They say lively conversation is the spice of life. And we are talking kitchens – so if open floor plans are de rigueur, and guests gravitate to the kitchen, why is it so difficult to have a multi-person conversation while sitting? Eating islands (and peninsulas) are in vogue for good reason: we spend most of our time in the kitchen socializing while we prep and cook. The problem is that when seated in a row, one can usually only see the person to either side. The guest on either side of your immediate neighbor is left out.
Changing that straight line to convex has several effects, not the least of which is livelier conversation. The shape adds to the circumference, providing more personal space for all seated, while not intruding too much (often not more than eight inches); a gentle curve permits all guests to see each other with a nod of the head. Curves tend to soften objects, so a convex island adds a feeling of sensuality.
Curves were employed to soften several facets of this kitchen, including the island itself, the copper hood, the wood soffit above the window, and the light rail above the island.
Don’t get me started on the inevitable bottle necks that occur at every dinner party!

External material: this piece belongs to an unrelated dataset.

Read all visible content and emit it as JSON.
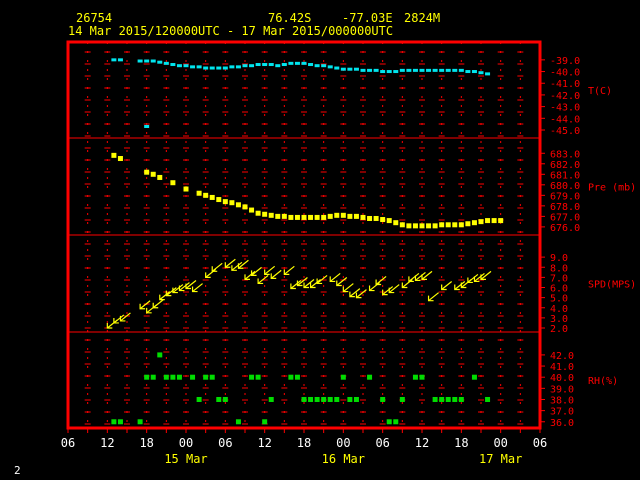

Hint: five feet between counter tops and other objects if the room is sufficiently large.